Thurgood Marshall (5 Formats) ›
Edited by Mark V. Tushnet, Foreword by Randall Kennedy
Cloth Price 40.00

Cloth, Trade Paper, PDF, EPUB, Mobipocket

Published Jul 2001

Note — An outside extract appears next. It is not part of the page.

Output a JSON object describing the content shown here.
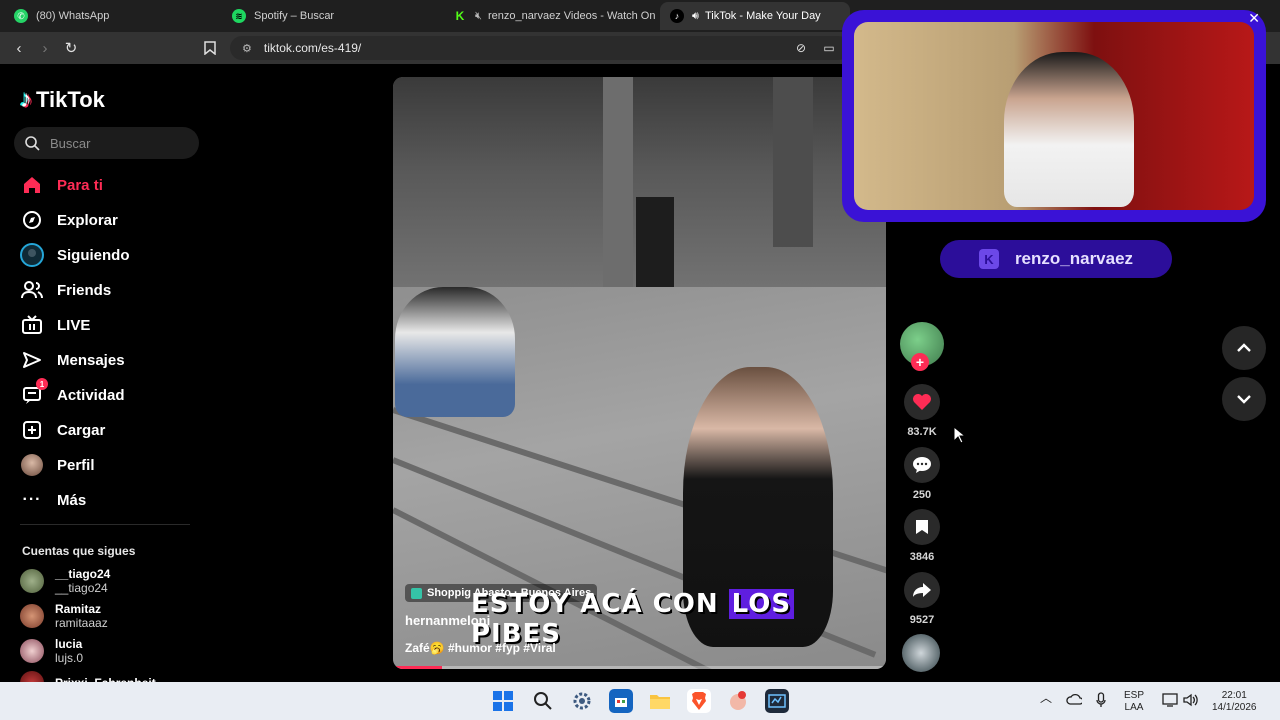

Much has been written about Thurgood Marshall, but this is the first book to collect his own words. Here are briefs he filed as a lawyer, oral arguments for the landmark school desegregation cases, investigative reports on race riots and racism in the Army, speeches and articles outlining the history of civil rights and criticizing the actions of more conservative jurists, Supreme Court opinions now widely cited in Constitutional law, a long and complete oral autobiography, and much more. Marshall’s impact on American race relations was greater than that of anyone else this century, for it was he who ended legal segregation in the United States. His victories as a lawyer for the NAACP broke the color line in housing, transportation, voting, and schools by overturning the long-established “separate-but-equal” doctrine. But Marshall was attentive to all social inequalities: no Supreme Court justice has ever been more consistent in support of freedom of expression, affirmative action, women’s rights, abortion rights, and the right to consensual sex among adults; no justice has ever fought so hard against economic inequality, police brutality, and capital punishment.